Though Spinner was ostensibly recused from the loan process for Solyndra, in part because his wife Allison worked for Solyndra’s law firm, The Washington Post reported that “throughout Solyndra’s loan process, Spinner worked hard to defend the company from criticisms inside the government, including questions from climate czar Carol Browner’s office.”
According to the Post, Spinner “pushed to get a final decision on approving the loan in August.” Spinner had signed an ethics agreement saying he wouldn’t participate in any Solyndra discussions.
Several other Solyndra biggest financial backers, including oil billionaire George Kaiser, raised more than $50,000 for Obama’s campaign. Kaiser’s “first recorded visit to the White House was March 12, 2009,” Bloomberg reported. “The next day he met with Jason Furman, a member of Obama’s National Economic Council. That month, the Energy Department awarded Solyndra the $535 million loan guarantee to commercialize its cylindrical solar panels.”
Some of the other companies that received generous financial arrangements under the Obama administration included The Westly Group (founded by a prolific Obama fundraiser), Evercore Partners (owned by Obama donor Roger Altman), the Lost Creek Wind Farm (founded by an Obama bundler), and NextFuels (also started by an Obama bundler).
FILE – This Dec. 13, 2019 file photo shows former President Barack Obama speaking at the Gathering of Rising Leaders in the Asia Pacific, organized by the Obama Foundation in Kuala Lumpur, Malaysia. Obama will deliver a televised prime-time commencement address for the Class of 2020 during an hour-long event that will also feature LeBron James, Malala Yousafzai and Ben Platt, among others. ABC, CBS, FOX, and NBC will simultaneously air the special May 16 at 8 p.m. Eastern, along with more than 20 other broadcast and digital streaming partners, according to the announcement Tuesday from organizers. (AP Photo/Vincent Thian, File)
“Bundler Wade Randlett’s green energy startup NextFuels bundled up to half a million for the president’s reelection effort, while working with the federal government on fuel issues,” Politico reported in 2011. “The company also stood to gain from a green energy push by the Obama administration in 2010.”
Increasingly, Biden’s record has surfaced in the campaign — sometimes to his apparent surprise. Last month, Biden admitted that he didn’t “recall” the Obama administration’s conspicuous 2009 firing of a prominent inspector general, even as he sought to slam Trump for terminating the State Department’s internal watchdog amid a probe of whether Secretary of State Mike Pompeo ordered staffers do the dishes, walk the dog and obtain dry cleaning.
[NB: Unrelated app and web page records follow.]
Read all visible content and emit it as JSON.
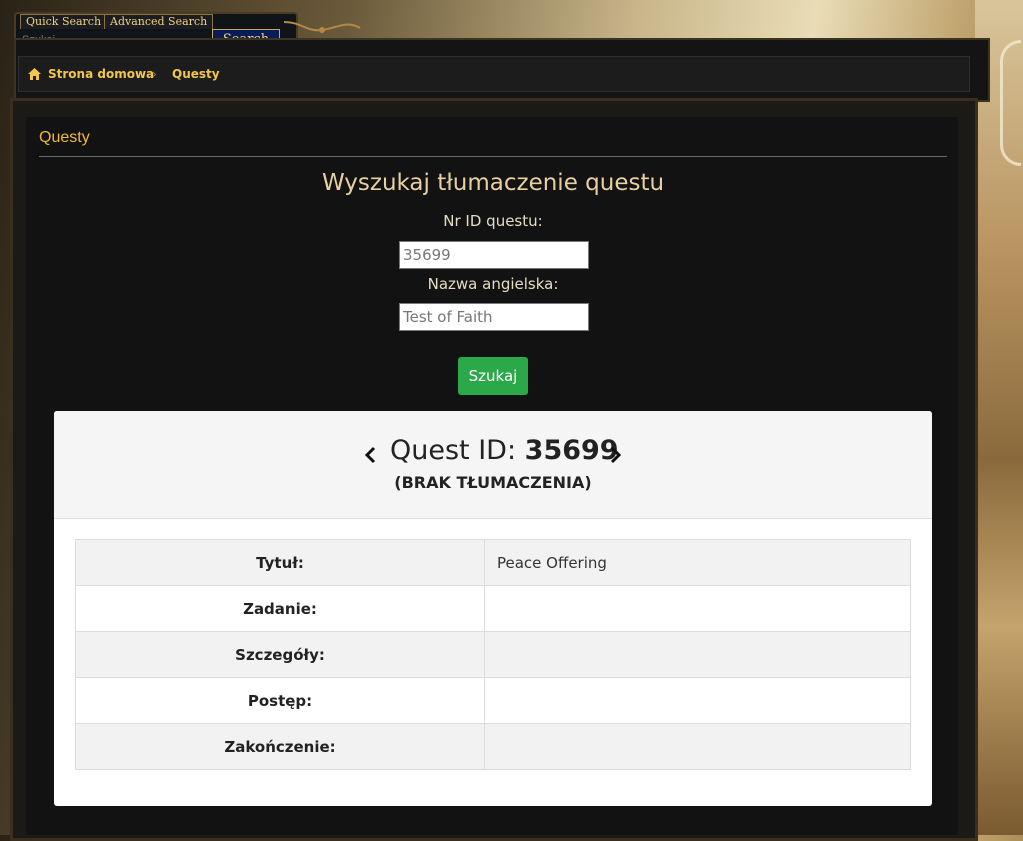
{
  "search": {
    "quick_tab": "Quick Search",
    "advanced_tab": "Advanced Search",
    "placeholder": "Szukaj...",
    "button": "Search"
  },
  "breadcrumb": {
    "home": "Strona domowa",
    "separator": "›",
    "current": "Questy"
  },
  "section": {
    "title": "Questy"
  },
  "form": {
    "title": "Wyszukaj tłumaczenie questu",
    "id_label": "Nr ID questu:",
    "id_value": "35699",
    "name_label": "Nazwa angielska:",
    "name_value": "Test of Faith",
    "submit": "Szukaj"
  },
  "result": {
    "id_prefix": "Quest ID: ",
    "id": "35699",
    "status": "(BRAK TŁUMACZENIA)",
    "rows": [
      {
        "label": "Tytuł:",
        "value": "Peace Offering"
      },
      {
        "label": "Zadanie:",
        "value": ""
      },
      {
        "label": "Szczegóły:",
        "value": ""
      },
      {
        "label": "Postęp:",
        "value": ""
      },
      {
        "label": "Zakończenie:",
        "value": ""
      }
    ]
  },
  "colors": {
    "accent_gold": "#f3c54b",
    "button_green": "#2ba84a",
    "search_button_blue": "#0a1c55"
  }
}
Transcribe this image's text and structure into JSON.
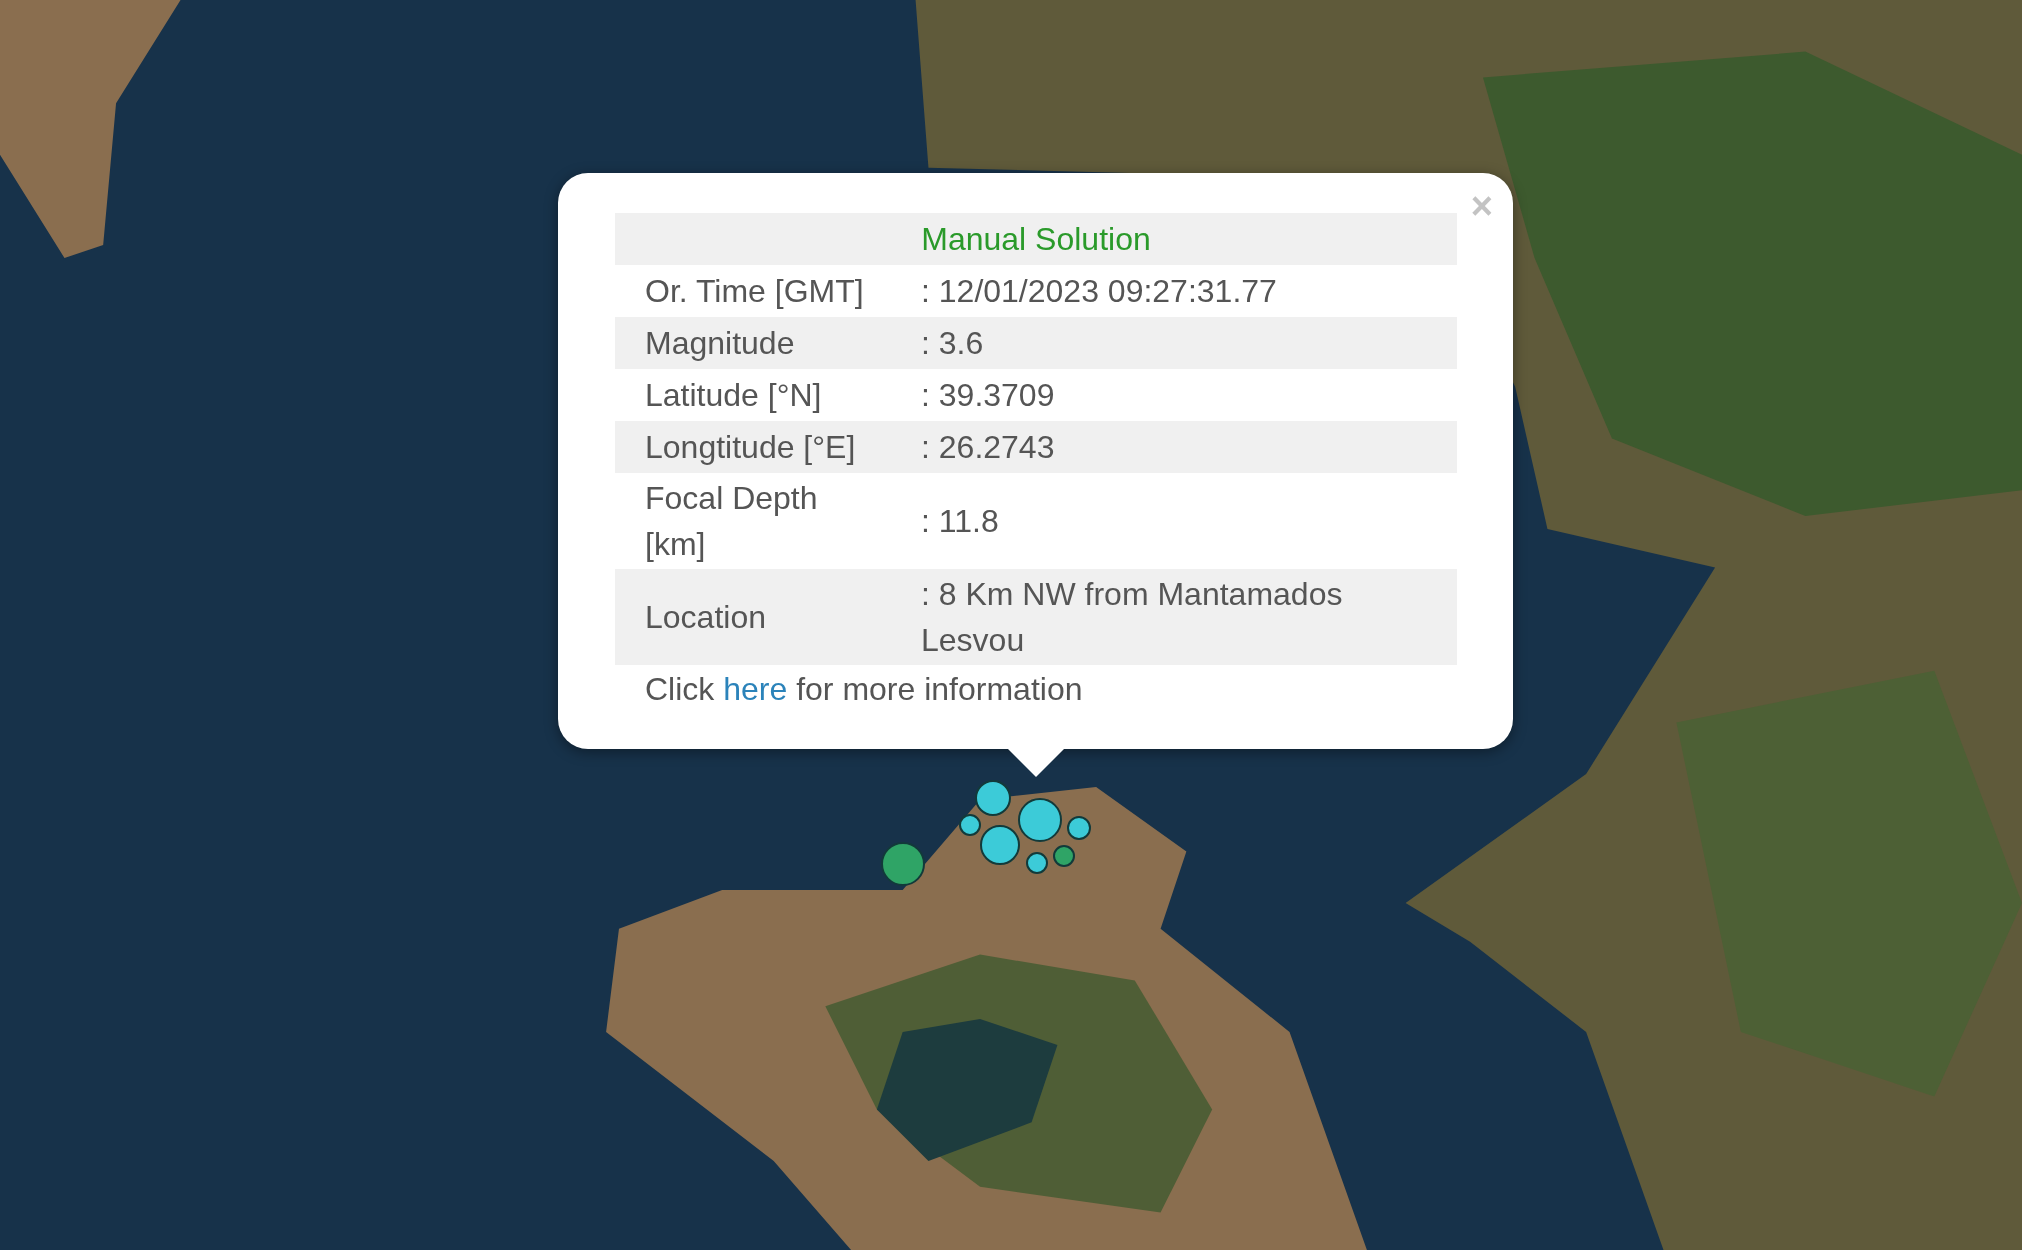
{
  "popup": {
    "close": "×",
    "title": "Manual Solution",
    "rows": [
      {
        "label": "Or. Time [GMT]",
        "value": ": 12/01/2023 09:27:31.77"
      },
      {
        "label": "Magnitude",
        "value": ": 3.6"
      },
      {
        "label": "Latitude [°N]",
        "value": ": 39.3709"
      },
      {
        "label": "Longtitude [°E]",
        "value": ": 26.2743"
      },
      {
        "label": "Focal Depth [km]",
        "value": ": 11.8"
      },
      {
        "label": "Location",
        "value": ": 8 Km NW from Mantamados Lesvou"
      }
    ],
    "footer": {
      "before": "Click",
      "link": "here",
      "after": "for more information"
    }
  },
  "markers": [
    {
      "color": "#2fa466"
    },
    {
      "color": "#3ccbd8"
    },
    {
      "color": "#3ccbd8"
    },
    {
      "color": "#3ccbd8"
    },
    {
      "color": "#3ccbd8"
    },
    {
      "color": "#2fa466"
    },
    {
      "color": "#3ccbd8"
    },
    {
      "color": "#3ccbd8"
    }
  ]
}
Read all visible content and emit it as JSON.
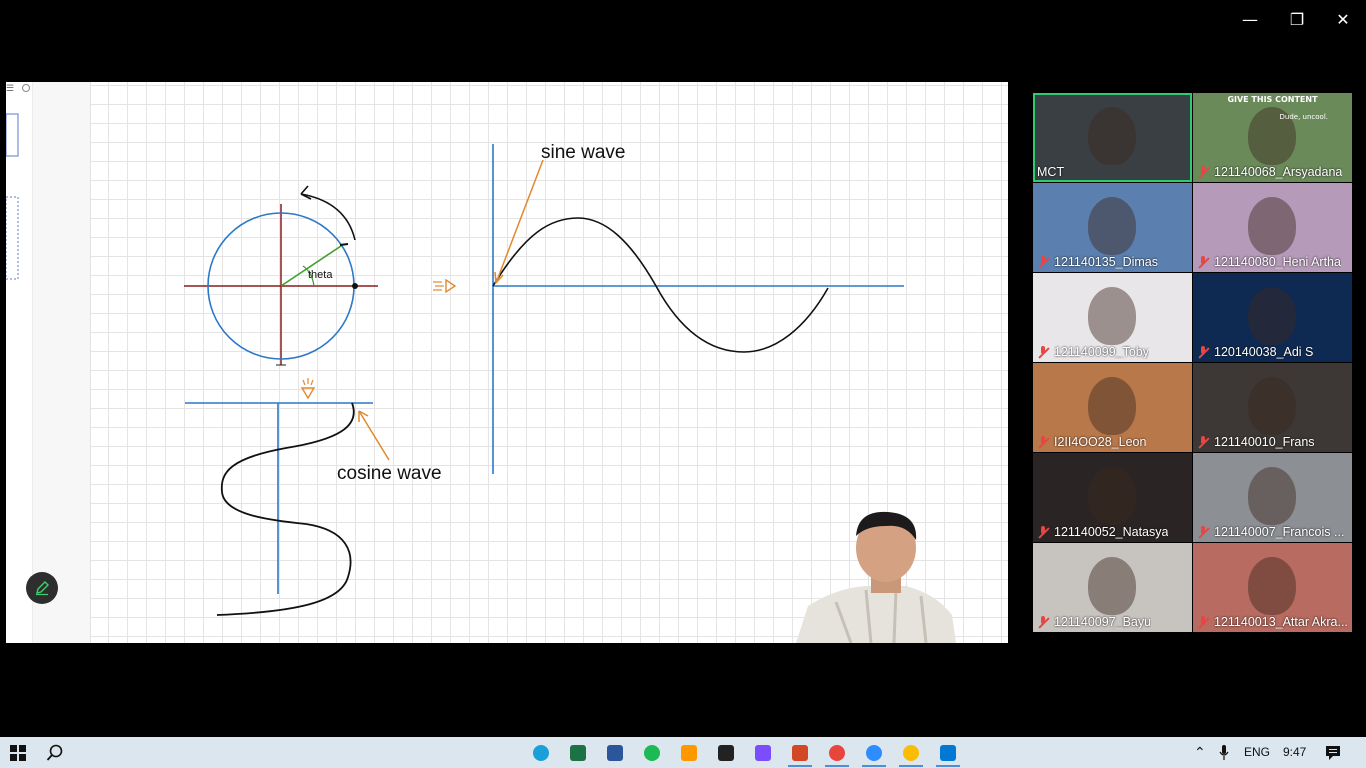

The awkward moment, which came during a Yahoo! News virtual town hall, highlighted a problem for the Biden campaign and others hammering away at Trump’s IG firings. While those decisions have been controversial enough to raise concerns from even the Republican side of the aisle, the Obama administration in which Biden served has its own complicated record of ousting and tangling with the government watchdogs.
And, recently resurfaced video clip shows Biden calling members of a Confederate heritage group “fine people” in 1993 — nearly mirroring Trump’s 2017 remarks that some protesters opposing the removal of Confederate statues in Charlottesville, Va., were “very fine people.”
Biden declared his 2020 presidential candidacy last year by charging that Trump, in those controversial comments made after white supremacists also joined those protests, had “assigned a moral equivalence between those spreading hate and those with the courage to stand against it.” Although Trump noted at the time that he was “not talking about the neo-Nazis and the white nationalists because they should be condemned totally,” Democrats and some top Republicans criticized him for not speaking out more forcefully from the start.